* _Problem details_: Go through the entries below and return every line that contains "label".

* _Records_:
━━━━━━━━━━━━━━━━━━━━

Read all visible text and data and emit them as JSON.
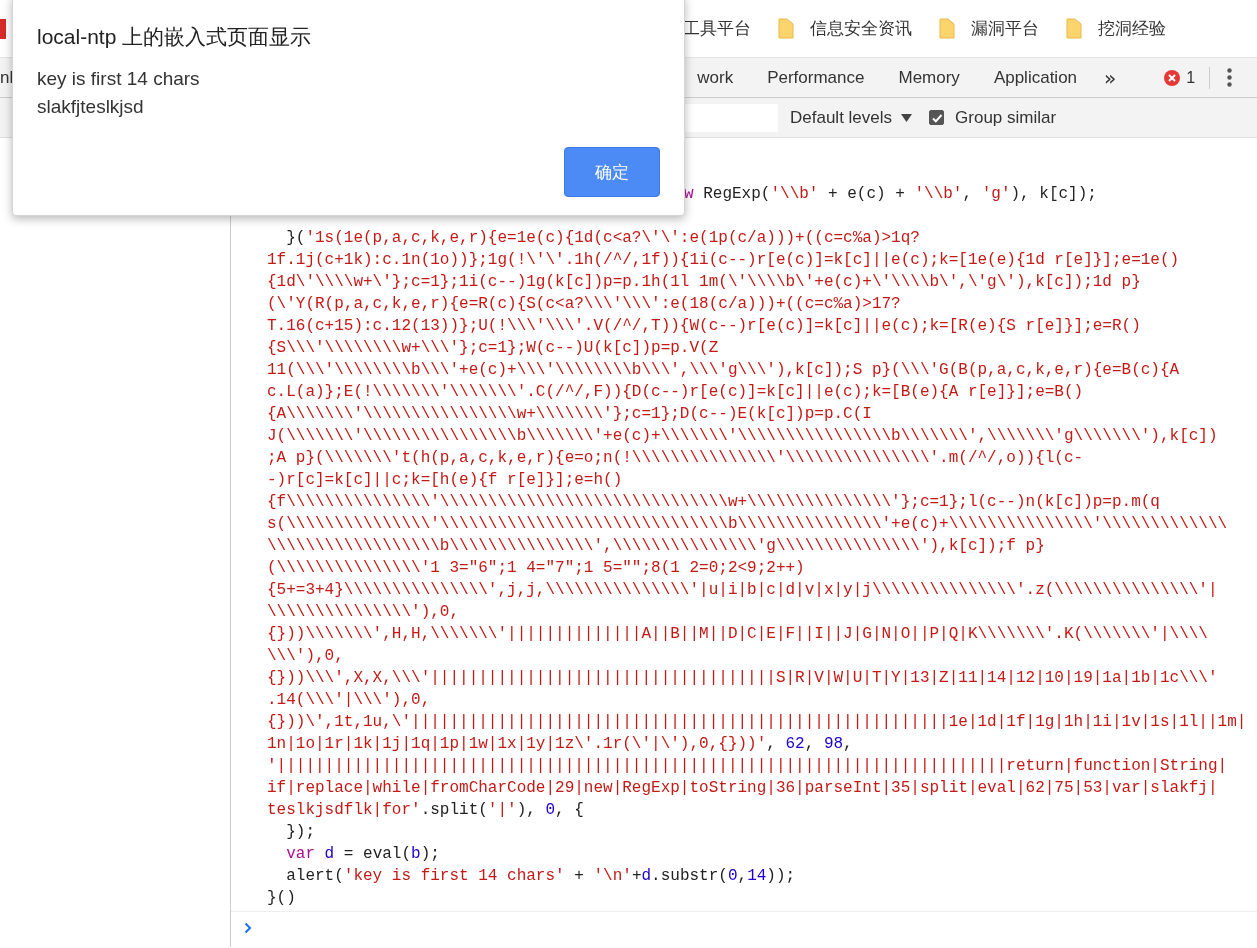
{
  "bookmarks": [
    {
      "label": "工具平台"
    },
    {
      "label": "信息安全资讯",
      "folder": true
    },
    {
      "label": "漏洞平台",
      "folder": true
    },
    {
      "label": "挖洞经验",
      "folder": true
    }
  ],
  "devtools": {
    "tabs": [
      {
        "label": "nl",
        "selected": false
      },
      {
        "label": "work",
        "selected": false
      },
      {
        "label": "Performance",
        "selected": false
      },
      {
        "label": "Memory",
        "selected": false
      },
      {
        "label": "Application",
        "selected": false
      }
    ],
    "more": "»",
    "error_count": "1"
  },
  "console_toolbar": {
    "levels": "Default levels",
    "group_similar": {
      "label": "Group similar",
      "checked": true
    }
  },
  "console": {
    "lines": [
      {
        "clipped": true,
        "segments": [
          {
            "kind": "kw",
            "text": "w"
          },
          {
            "kind": "plain",
            "text": " RegExp("
          },
          {
            "kind": "str",
            "text": "'\\\\b'"
          },
          {
            "kind": "plain",
            "text": " + e(c) + "
          },
          {
            "kind": "str",
            "text": "'\\\\b'"
          },
          {
            "kind": "plain",
            "text": ", "
          },
          {
            "kind": "str",
            "text": "'g'"
          },
          {
            "kind": "plain",
            "text": "), k[c]);"
          }
        ]
      },
      {
        "segments": [
          {
            "kind": "plain",
            "text": "  }("
          },
          {
            "kind": "str",
            "text": "'1s(1e(p,a,c,k,e,r){e=1e(c){1d(c<a?\\'\\':e(1p(c/a)))+((c=c%a)>1q?"
          }
        ]
      },
      {
        "segments": [
          {
            "kind": "str",
            "text": "1f.1j(c+1k):c.1n(1o))};1g(!\\'\\'.1h(/^/,1f)){1i(c--)r[e(c)]=k[c]||e(c);k=[1e(e){1d r[e]}];e=1e()"
          }
        ]
      },
      {
        "segments": [
          {
            "kind": "str",
            "text": "{1d\\'\\\\\\\\w+\\'};c=1};1i(c--)1g(k[c])p=p.1h(1l 1m(\\'\\\\\\\\b\\'+e(c)+\\'\\\\\\\\b\\',\\'g\\'),k[c]);1d p}"
          }
        ]
      },
      {
        "segments": [
          {
            "kind": "str",
            "text": "(\\'Y(R(p,a,c,k,e,r){e=R(c){S(c<a?\\\\\\'\\\\\\':e(18(c/a)))+((c=c%a)>17?"
          }
        ]
      },
      {
        "segments": [
          {
            "kind": "str",
            "text": "T.16(c+15):c.12(13))};U(!\\\\\\'\\\\\\'.V(/^/,T)){W(c--)r[e(c)]=k[c]||e(c);k=[R(e){S r[e]}];e=R()"
          }
        ]
      },
      {
        "segments": [
          {
            "kind": "str",
            "text": "{S\\\\\\'\\\\\\\\\\\\\\\\w+\\\\\\'};c=1};W(c--)U(k[c])p=p.V(Z"
          }
        ]
      },
      {
        "segments": [
          {
            "kind": "str",
            "text": "11(\\\\\\'\\\\\\\\\\\\\\\\b\\\\\\'+e(c)+\\\\\\'\\\\\\\\\\\\\\\\b\\\\\\',\\\\\\'g\\\\\\'),k[c]);S p}(\\\\\\'G(B(p,a,c,k,e,r){e=B(c){A"
          }
        ]
      },
      {
        "segments": [
          {
            "kind": "str",
            "text": "c.L(a)};E(!\\\\\\\\\\\\\\'\\\\\\\\\\\\\\'.C(/^/,F)){D(c--)r[e(c)]=k[c]||e(c);k=[B(e){A r[e]}];e=B()"
          }
        ]
      },
      {
        "segments": [
          {
            "kind": "str",
            "text": "{A\\\\\\\\\\\\\\'\\\\\\\\\\\\\\\\\\\\\\\\\\\\\\\\w+\\\\\\\\\\\\\\'};c=1};D(c--)E(k[c])p=p.C(I"
          }
        ]
      },
      {
        "segments": [
          {
            "kind": "str",
            "text": "J(\\\\\\\\\\\\\\'\\\\\\\\\\\\\\\\\\\\\\\\\\\\\\\\b\\\\\\\\\\\\\\'+e(c)+\\\\\\\\\\\\\\'\\\\\\\\\\\\\\\\\\\\\\\\\\\\\\\\b\\\\\\\\\\\\\\',\\\\\\\\\\\\\\'g\\\\\\\\\\\\\\'),k[c])"
          }
        ]
      },
      {
        "segments": [
          {
            "kind": "str",
            "text": ";A p}(\\\\\\\\\\\\\\'t(h(p,a,c,k,e,r){e=o;n(!\\\\\\\\\\\\\\\\\\\\\\\\\\\\\\'\\\\\\\\\\\\\\\\\\\\\\\\\\\\\\'.m(/^/,o)){l(c-"
          }
        ]
      },
      {
        "segments": [
          {
            "kind": "str",
            "text": "-)r[c]=k[c]||c;k=[h(e){f r[e]}];e=h()"
          }
        ]
      },
      {
        "segments": [
          {
            "kind": "str",
            "text": "{f\\\\\\\\\\\\\\\\\\\\\\\\\\\\\\'\\\\\\\\\\\\\\\\\\\\\\\\\\\\\\\\\\\\\\\\\\\\\\\\\\\\\\\\\\\\w+\\\\\\\\\\\\\\\\\\\\\\\\\\\\\\'};c=1};l(c--)n(k[c])p=p.m(q"
          }
        ]
      },
      {
        "segments": [
          {
            "kind": "str",
            "text": "s(\\\\\\\\\\\\\\\\\\\\\\\\\\\\\\'\\\\\\\\\\\\\\\\\\\\\\\\\\\\\\\\\\\\\\\\\\\\\\\\\\\\\\\\\\\\b\\\\\\\\\\\\\\\\\\\\\\\\\\\\\\'+e(c)+\\\\\\\\\\\\\\\\\\\\\\\\\\\\\\'\\\\\\\\\\\\\\\\\\\\\\\\\\"
          }
        ]
      },
      {
        "segments": [
          {
            "kind": "str",
            "text": "\\\\\\\\\\\\\\\\\\\\\\\\\\\\\\\\\\\\b\\\\\\\\\\\\\\\\\\\\\\\\\\\\\\',\\\\\\\\\\\\\\\\\\\\\\\\\\\\\\'g\\\\\\\\\\\\\\\\\\\\\\\\\\\\\\'),k[c]);f p}"
          }
        ]
      },
      {
        "segments": [
          {
            "kind": "str",
            "text": "(\\\\\\\\\\\\\\\\\\\\\\\\\\\\\\'1 3=\"6\";1 4=\"7\";1 5=\"\";8(1 2=0;2<9;2++)"
          }
        ]
      },
      {
        "segments": [
          {
            "kind": "str",
            "text": "{5+=3+4}\\\\\\\\\\\\\\\\\\\\\\\\\\\\\\',j,j,\\\\\\\\\\\\\\\\\\\\\\\\\\\\\\'|u|i|b|c|d|v|x|y|j\\\\\\\\\\\\\\\\\\\\\\\\\\\\\\'.z(\\\\\\\\\\\\\\\\\\\\\\\\\\\\\\'|"
          }
        ]
      },
      {
        "segments": [
          {
            "kind": "str",
            "text": "\\\\\\\\\\\\\\\\\\\\\\\\\\\\\\'),0,"
          }
        ]
      },
      {
        "segments": [
          {
            "kind": "str",
            "text": "{}))\\\\\\\\\\\\\\',H,H,\\\\\\\\\\\\\\'||||||||||||||A||B||M||D|C|E|F||I||J|G|N|O||P|Q|K\\\\\\\\\\\\\\'.K(\\\\\\\\\\\\\\'|\\\\\\\\"
          }
        ]
      },
      {
        "segments": [
          {
            "kind": "str",
            "text": "\\\\\\'),0,"
          }
        ]
      },
      {
        "segments": [
          {
            "kind": "str",
            "text": "{}))\\\\\\',X,X,\\\\\\'||||||||||||||||||||||||||||||||||||S|R|V|W|U|T|Y|13|Z|11|14|12|10|19|1a|1b|1c\\\\\\'"
          }
        ]
      },
      {
        "segments": [
          {
            "kind": "str",
            "text": ".14(\\\\\\'|\\\\\\'),0,"
          }
        ]
      },
      {
        "segments": [
          {
            "kind": "str",
            "text": "{}))\\',1t,1u,\\'||||||||||||||||||||||||||||||||||||||||||||||||||||||||1e|1d|1f|1g|1h|1i|1v|1s|1l||1m|"
          }
        ]
      },
      {
        "segments": [
          {
            "kind": "str",
            "text": "1n|1o|1r|1k|1j|1q|1p|1w|1x|1y|1z\\'.1r(\\'|\\'),0,{}))'"
          },
          {
            "kind": "plain",
            "text": ", "
          },
          {
            "kind": "num",
            "text": "62"
          },
          {
            "kind": "plain",
            "text": ", "
          },
          {
            "kind": "num",
            "text": "98"
          },
          {
            "kind": "plain",
            "text": ","
          }
        ]
      },
      {
        "segments": [
          {
            "kind": "str",
            "text": "'||||||||||||||||||||||||||||||||||||||||||||||||||||||||||||||||||||||||||||return|function|String|"
          }
        ]
      },
      {
        "segments": [
          {
            "kind": "str",
            "text": "if|replace|while|fromCharCode|29|new|RegExp|toString|36|parseInt|35|split|eval|62|75|53|var|slakfj|"
          }
        ]
      },
      {
        "segments": [
          {
            "kind": "str",
            "text": "teslkjsdflk|for'"
          },
          {
            "kind": "plain",
            "text": ".split("
          },
          {
            "kind": "str",
            "text": "'|'"
          },
          {
            "kind": "plain",
            "text": "), "
          },
          {
            "kind": "num",
            "text": "0"
          },
          {
            "kind": "plain",
            "text": ", {"
          }
        ]
      },
      {
        "segments": [
          {
            "kind": "plain",
            "text": "  });"
          }
        ]
      },
      {
        "segments": [
          {
            "kind": "kw",
            "text": "  var"
          },
          {
            "kind": "var",
            "text": " d"
          },
          {
            "kind": "plain",
            "text": " = eval("
          },
          {
            "kind": "var",
            "text": "b"
          },
          {
            "kind": "plain",
            "text": ");"
          }
        ]
      },
      {
        "segments": [
          {
            "kind": "plain",
            "text": "  alert("
          },
          {
            "kind": "str",
            "text": "'key is first 14 chars'"
          },
          {
            "kind": "plain",
            "text": " + "
          },
          {
            "kind": "str",
            "text": "'\\n'"
          },
          {
            "kind": "plain",
            "text": "+"
          },
          {
            "kind": "var",
            "text": "d"
          },
          {
            "kind": "plain",
            "text": ".substr("
          },
          {
            "kind": "num",
            "text": "0"
          },
          {
            "kind": "plain",
            "text": ","
          },
          {
            "kind": "num",
            "text": "14"
          },
          {
            "kind": "plain",
            "text": "));"
          }
        ]
      },
      {
        "segments": [
          {
            "kind": "plain",
            "text": "}()"
          }
        ]
      }
    ]
  },
  "dialog": {
    "title": "local-ntp 上的嵌入式页面显示",
    "message_lines": [
      "key is first 14 chars",
      "slakfjteslkjsd"
    ],
    "button": "确定"
  }
}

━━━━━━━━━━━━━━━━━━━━

* _Output for this task_:
      "label": "工具平台"
      "label": "信息安全资讯",
      "label": "漏洞平台",
      "label": "挖洞经验",
        "label": "nl",
        "label": "work",
        "label": "Performance",
        "label": "Memory",
        "label": "Application",
      "label": "Group similar",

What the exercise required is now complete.